Last Friday in the centre, I was having second thoughts about visiting the Lisson gallery for Angela de la Cruz's exhibit. I had been sick all week and still had a throbbing headache but decided I would drag myself to see her works. After learning about Angela from the Turner prize nomination last year, I knew I gotta go see her, headache or not. I love how she represents paintings in a new way, distorting them, breaking, and deflating them as three-dimensional objects almost as if questioning or even terminating the role of painting in art today. Her works lie between the vacuum of painting and sculpture.
Arriving at the gallery, there was a girl with curly short hair, black jacket and sneakers was also waiting to enter the door. But it was the exhibit of visual artist Rashid Rana and not Angela's.
After seeing Rashid's installations, the girl seated herself beside the gallery officer to read the book on Angela de la Cruz while I waved goodbye to her and was off to see the other Lisson gallery where Angela's works are.
In the second gallery, there was a paper sign that said they were temporarily closed during the talk of Angela from 12:30 to 1:30. So Angela was inside giving a talk! Madre Mia. It was 1:20 and I was fumbling around not knowing what to do. Should I create a scene so they can let me enter? Hmm, my usual diplomatic self was fighting my demons. The girl with the curly hair came and I told her, “we can't enter because Angela's there! Hmm she said, “shall we go have a drink first? We went to a kebab stall a few blocks away and drank a 7-up. We talked as fast as we could about art and learned each other's names. Her name was Barbara.
Barbara and I drank those sodas like there was no tomorrow, slammed the cans on the table when we were done then headed back to the gallery. At the corner of the room was Angela de la Cruz herself. She was on her wheelchair because of a serious stroke she had last 2005 but apart from this, she was animated and lively. When we approached her, she asked where we came from and gave thanks when we said we love her works. I was seriously red after meeting her and Barbara whispered to Angela and told her while pointing at me. “She's very shy”. I was. It was my first time to meet an artist of her stature. (Out of respect, I only took photos of her works).
But getting red in front of an artist was not my goal. I was there to contemplate about her pseudo sculptural-paintings. A number of her works were made of compressed and mangled elongated boxes of aluminium protruding on walls. And even though I was distracted about Angela's presence, I had to view each piece in different angles. One looked like a hanging overcoat, another box that looked like a battered yellow taxi cab after someone crashes into it. The compressed blue aluminium looked alive and in the process of being distorted. I could almost hear banging sounds in this piece. In fact, I found these works more aesthetically appealing than her ripped canvases.
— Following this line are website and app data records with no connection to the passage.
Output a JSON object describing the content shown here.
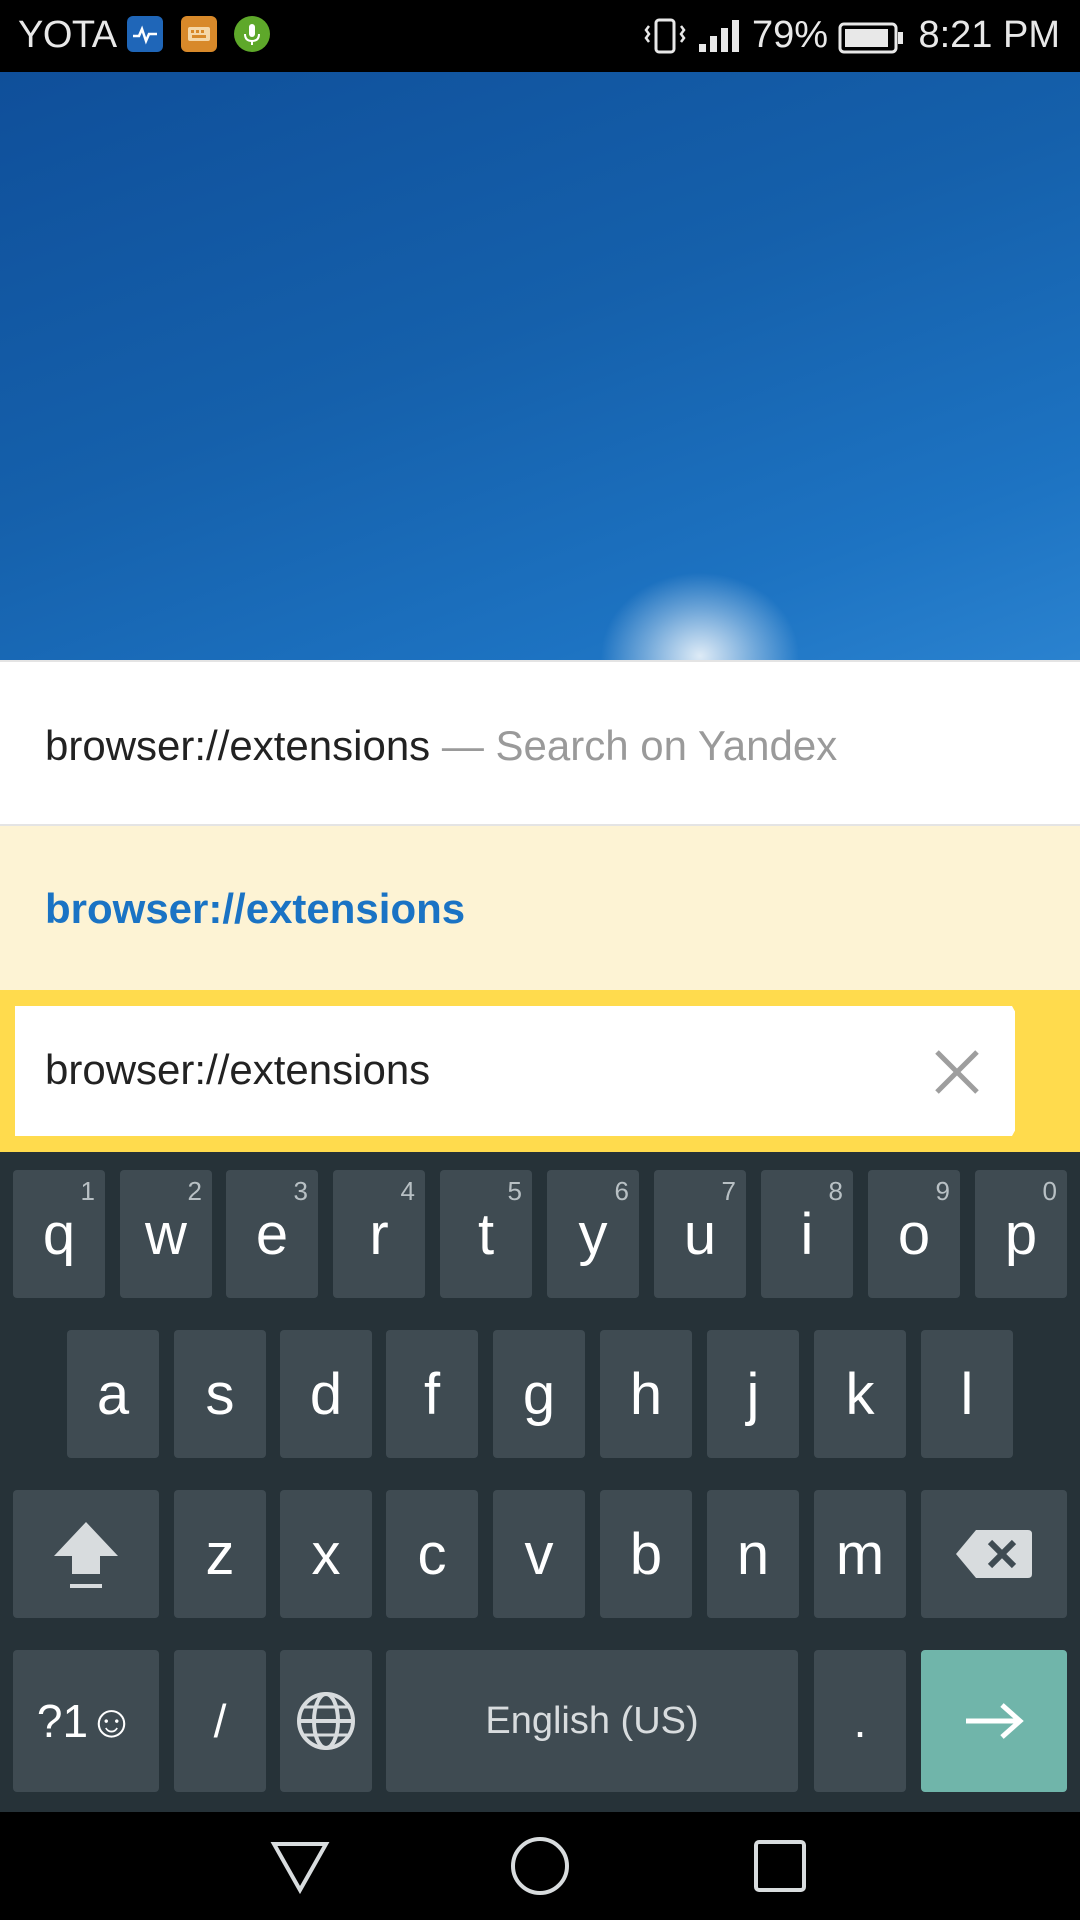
{
  "status_bar": {
    "carrier": "YOTA",
    "battery_percent": "79%",
    "time": "8:21 PM",
    "notification_icons": [
      "health-app-icon",
      "keyboard-app-icon",
      "microphone-app-icon"
    ]
  },
  "suggestions": {
    "search": {
      "query": "browser://extensions",
      "hint": " — Search on Yandex"
    },
    "url": {
      "text": "browser://extensions"
    }
  },
  "address_bar": {
    "value": "browser://extensions",
    "accent_color": "#ffdb4d"
  },
  "keyboard": {
    "row1": [
      {
        "label": "q",
        "hint": "1"
      },
      {
        "label": "w",
        "hint": "2"
      },
      {
        "label": "e",
        "hint": "3"
      },
      {
        "label": "r",
        "hint": "4"
      },
      {
        "label": "t",
        "hint": "5"
      },
      {
        "label": "y",
        "hint": "6"
      },
      {
        "label": "u",
        "hint": "7"
      },
      {
        "label": "i",
        "hint": "8"
      },
      {
        "label": "o",
        "hint": "9"
      },
      {
        "label": "p",
        "hint": "0"
      }
    ],
    "row2": [
      "a",
      "s",
      "d",
      "f",
      "g",
      "h",
      "j",
      "k",
      "l"
    ],
    "row3": [
      "z",
      "x",
      "c",
      "v",
      "b",
      "n",
      "m"
    ],
    "symbols_label": "?1☺",
    "slash_label": "/",
    "space_label": "English (US)",
    "period_label": ".",
    "enter_color": "#70b5aa"
  }
}
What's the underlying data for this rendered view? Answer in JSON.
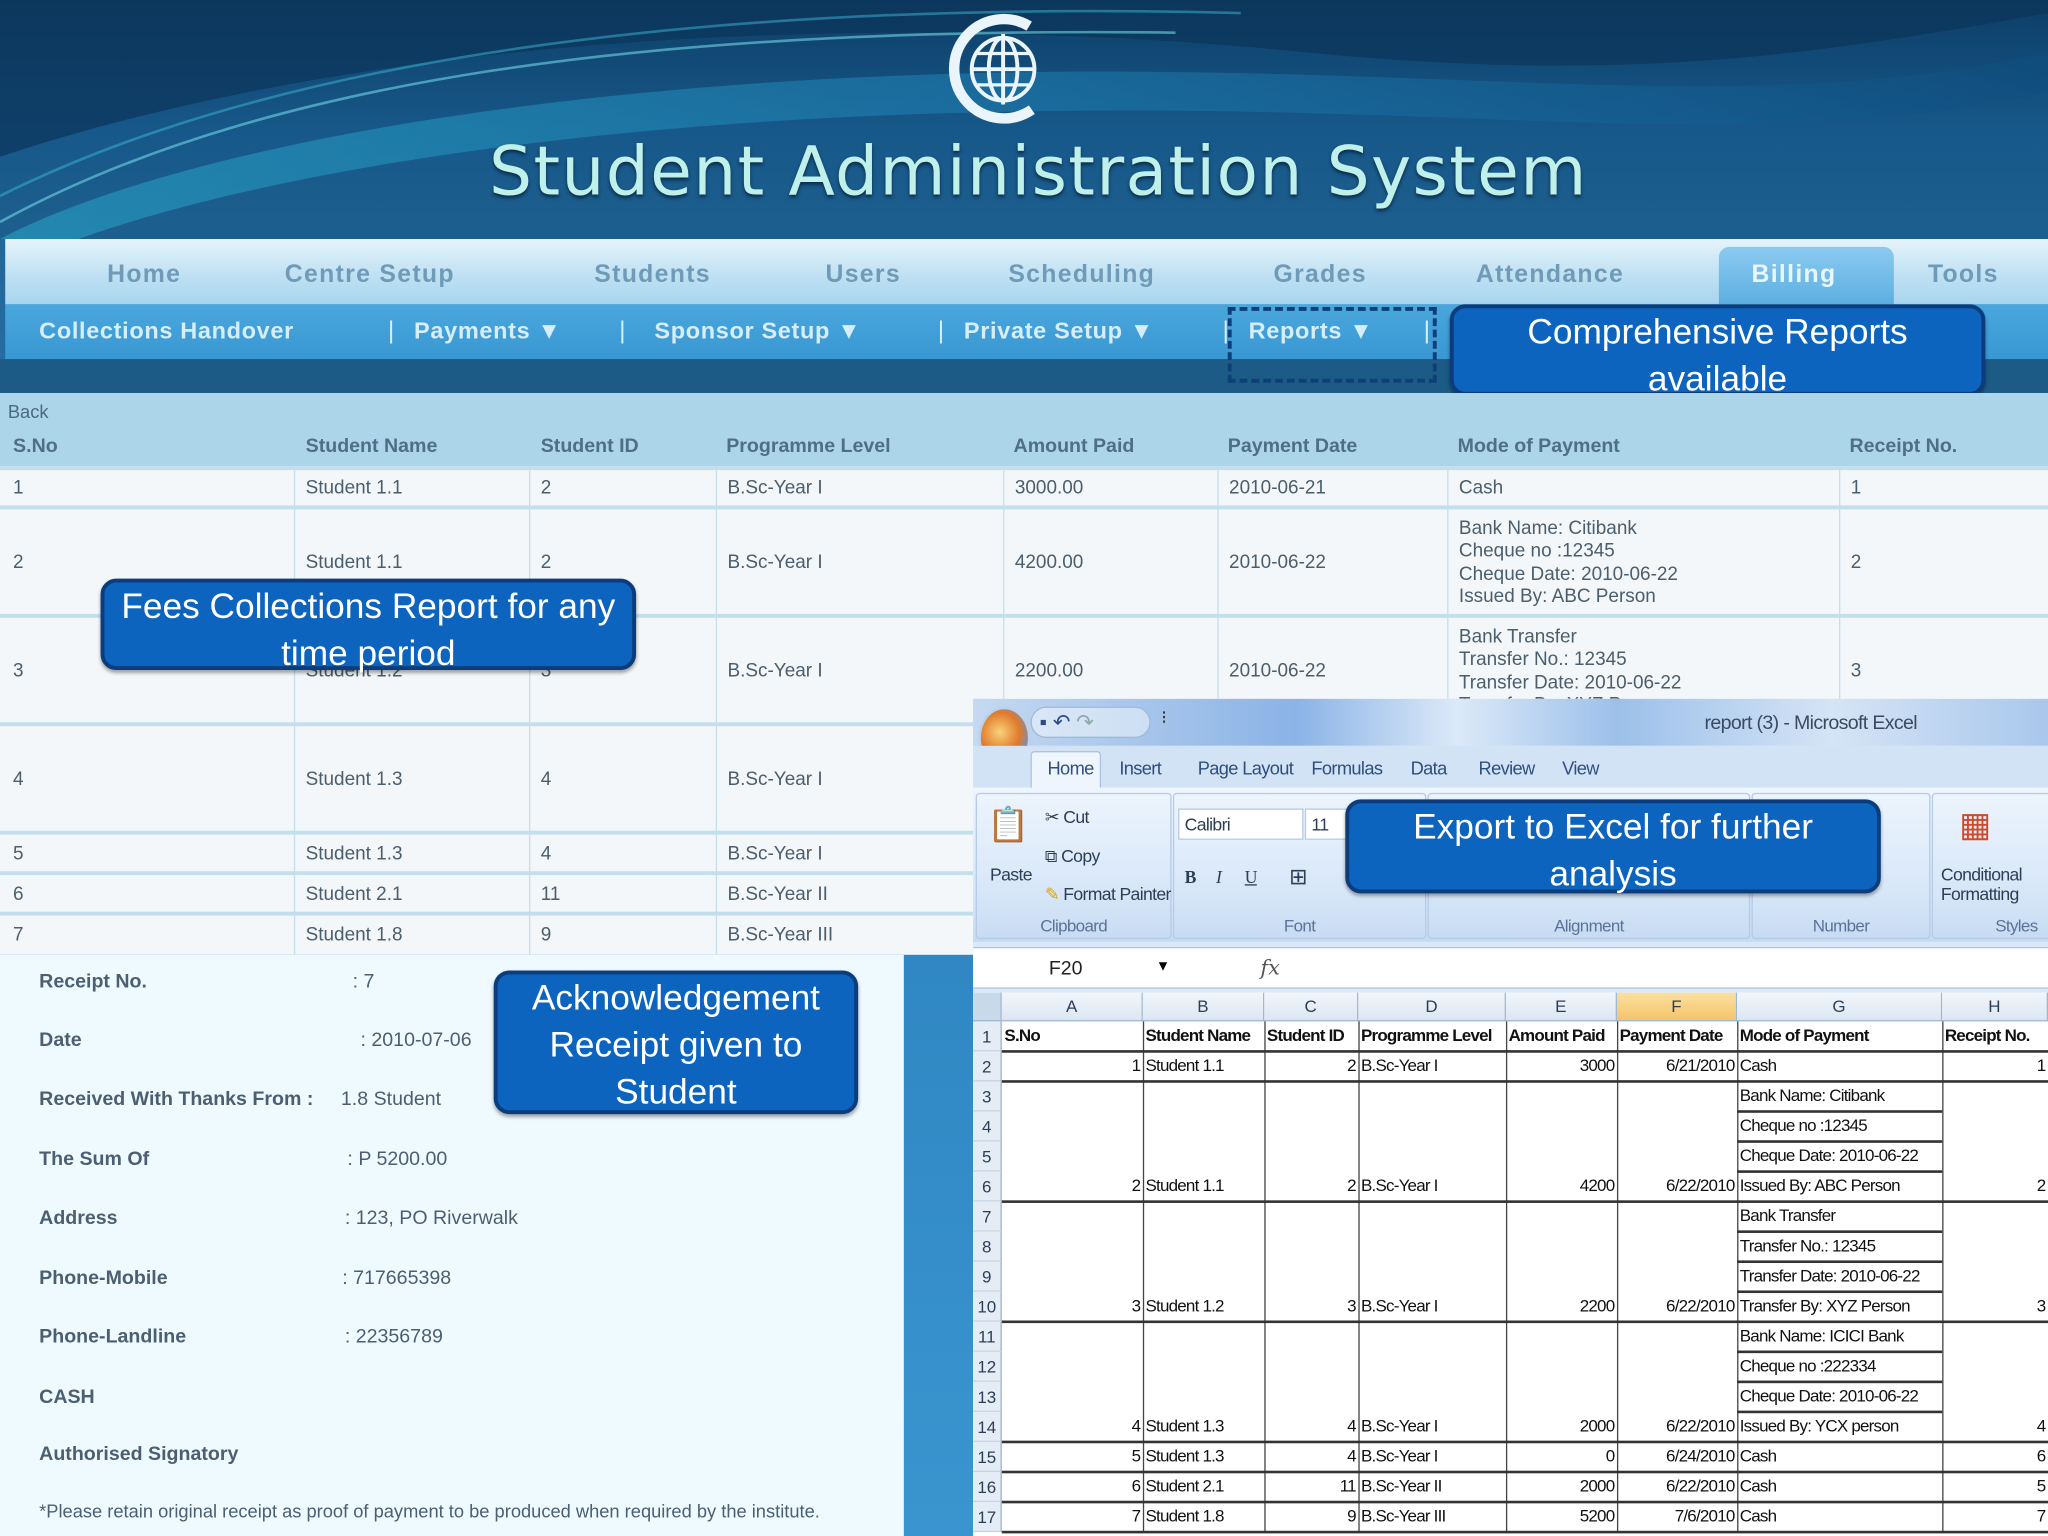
{
  "header": {
    "title": "Student Administration System"
  },
  "nav": {
    "items": [
      "Home",
      "Centre Setup",
      "Students",
      "Users",
      "Scheduling",
      "Grades",
      "Attendance",
      "Billing",
      "Tools"
    ],
    "active": "Billing"
  },
  "subnav": {
    "items": [
      "Collections Handover",
      "Payments",
      "Sponsor Setup",
      "Private Setup",
      "Reports"
    ]
  },
  "callouts": {
    "reports": "Comprehensive Reports available",
    "fees": "Fees Collections Report for any time period",
    "excel": "Export to Excel for further analysis",
    "receipt": "Acknowledgement Receipt given to Student"
  },
  "report_table": {
    "back_label": "Back",
    "columns": [
      "S.No",
      "Student Name",
      "Student ID",
      "Programme Level",
      "Amount Paid",
      "Payment Date",
      "Mode of Payment",
      "Receipt No."
    ],
    "rows": [
      {
        "sno": "1",
        "name": "Student 1.1",
        "id": "2",
        "level": "B.Sc-Year I",
        "amount": "3000.00",
        "date": "2010-06-21",
        "mode": [
          "Cash"
        ],
        "receipt": "1"
      },
      {
        "sno": "2",
        "name": "Student 1.1",
        "id": "2",
        "level": "B.Sc-Year I",
        "amount": "4200.00",
        "date": "2010-06-22",
        "mode": [
          "Bank Name: Citibank",
          "Cheque no :12345",
          "Cheque Date: 2010-06-22",
          "Issued By: ABC Person"
        ],
        "receipt": "2"
      },
      {
        "sno": "3",
        "name": "Student 1.2",
        "id": "3",
        "level": "B.Sc-Year I",
        "amount": "2200.00",
        "date": "2010-06-22",
        "mode": [
          "Bank Transfer",
          "Transfer No.: 12345",
          "Transfer Date: 2010-06-22",
          "Transfer By: XYZ Person"
        ],
        "receipt": "3"
      },
      {
        "sno": "4",
        "name": "Student 1.3",
        "id": "4",
        "level": "B.Sc-Year I"
      },
      {
        "sno": "5",
        "name": "Student 1.3",
        "id": "4",
        "level": "B.Sc-Year I"
      },
      {
        "sno": "6",
        "name": "Student 2.1",
        "id": "11",
        "level": "B.Sc-Year II"
      },
      {
        "sno": "7",
        "name": "Student 1.8",
        "id": "9",
        "level": "B.Sc-Year III"
      }
    ]
  },
  "receipt": {
    "fields": [
      {
        "label": "Receipt No.",
        "value": ":  7"
      },
      {
        "label": "Date",
        "value": ":   2010-07-06"
      },
      {
        "label": "Received With Thanks From :",
        "value": "1.8 Student"
      },
      {
        "label": "The Sum Of",
        "value": ":    P 5200.00"
      },
      {
        "label": "Address",
        "value": ":  123, PO Riverwalk"
      },
      {
        "label": "Phone-Mobile",
        "value": ": 717665398"
      },
      {
        "label": "Phone-Landline",
        "value": ":   22356789"
      }
    ],
    "payment_mode": "CASH",
    "signatory": "Authorised Signatory",
    "footnote": "*Please retain original receipt as proof of payment to be produced when required by the institute."
  },
  "excel": {
    "window_title": "report (3) - Microsoft Excel",
    "tabs": [
      "Home",
      "Insert",
      "Page Layout",
      "Formulas",
      "Data",
      "Review",
      "View"
    ],
    "ribbon": {
      "paste": "Paste",
      "cut": "Cut",
      "copy": "Copy",
      "format_painter": "Format Painter",
      "font_name": "Calibri",
      "font_size": "11",
      "bold": "B",
      "italic": "I",
      "underline": "U",
      "conditional": "Conditional",
      "formatting": "Formatting",
      "groups": [
        "Clipboard",
        "Font",
        "Alignment",
        "Number",
        "Styles"
      ]
    },
    "name_box": "F20",
    "fx": "fx",
    "col_letters": [
      "A",
      "B",
      "C",
      "D",
      "E",
      "F",
      "G",
      "H"
    ],
    "selected_col": "F",
    "rows": [
      [
        "S.No",
        "Student Name",
        "Student ID",
        "Programme Level",
        "Amount Paid",
        "Payment Date",
        "Mode of Payment",
        "Receipt No."
      ],
      [
        "1",
        "Student 1.1",
        "2",
        "B.Sc-Year I",
        "3000",
        "6/21/2010",
        "Cash",
        "1"
      ],
      [
        "",
        "",
        "",
        "",
        "",
        "",
        "Bank Name: Citibank",
        ""
      ],
      [
        "",
        "",
        "",
        "",
        "",
        "",
        "Cheque no :12345",
        ""
      ],
      [
        "",
        "",
        "",
        "",
        "",
        "",
        "Cheque Date: 2010-06-22",
        ""
      ],
      [
        "2",
        "Student 1.1",
        "2",
        "B.Sc-Year I",
        "4200",
        "6/22/2010",
        "Issued By: ABC Person",
        "2"
      ],
      [
        "",
        "",
        "",
        "",
        "",
        "",
        "Bank Transfer",
        ""
      ],
      [
        "",
        "",
        "",
        "",
        "",
        "",
        "Transfer No.: 12345",
        ""
      ],
      [
        "",
        "",
        "",
        "",
        "",
        "",
        "Transfer Date: 2010-06-22",
        ""
      ],
      [
        "3",
        "Student 1.2",
        "3",
        "B.Sc-Year I",
        "2200",
        "6/22/2010",
        "Transfer By: XYZ Person",
        "3"
      ],
      [
        "",
        "",
        "",
        "",
        "",
        "",
        "Bank Name: ICICI Bank",
        ""
      ],
      [
        "",
        "",
        "",
        "",
        "",
        "",
        "Cheque no :222334",
        ""
      ],
      [
        "",
        "",
        "",
        "",
        "",
        "",
        "Cheque Date: 2010-06-22",
        ""
      ],
      [
        "4",
        "Student 1.3",
        "4",
        "B.Sc-Year I",
        "2000",
        "6/22/2010",
        "Issued By: YCX person",
        "4"
      ],
      [
        "5",
        "Student 1.3",
        "4",
        "B.Sc-Year I",
        "0",
        "6/24/2010",
        "Cash",
        "6"
      ],
      [
        "6",
        "Student 2.1",
        "11",
        "B.Sc-Year II",
        "2000",
        "6/22/2010",
        "Cash",
        "5"
      ],
      [
        "7",
        "Student 1.8",
        "9",
        "B.Sc-Year III",
        "5200",
        "7/6/2010",
        "Cash",
        "7"
      ]
    ]
  }
}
In the other room was The Transfer white which was composed of three elements: the sofa, the chair and the white aluminium box. The composition itself was comical – a sort of bizarre and humorous example of minimalism, compressing the living room, the dining room and the workroom in one, a sort of metaphor of how we live life, in a compressed state of agony. I can see why Adrian Searle, the Guardian art critic once said that there is an element of buffoonery in Angela's works. Angela herself admitted that she is inspired by the slapstick and the humour of Jacques Tati and Charlie Chaplin. Upstairs, a ball of folded canvas lay in between art books, behind the desk of the gallery officer. That's Angela pulling out one from her bag of tricks.
I left Lisson gallery still red.
PS. Thanks to Lisson gallery for allowing me to shoot photos.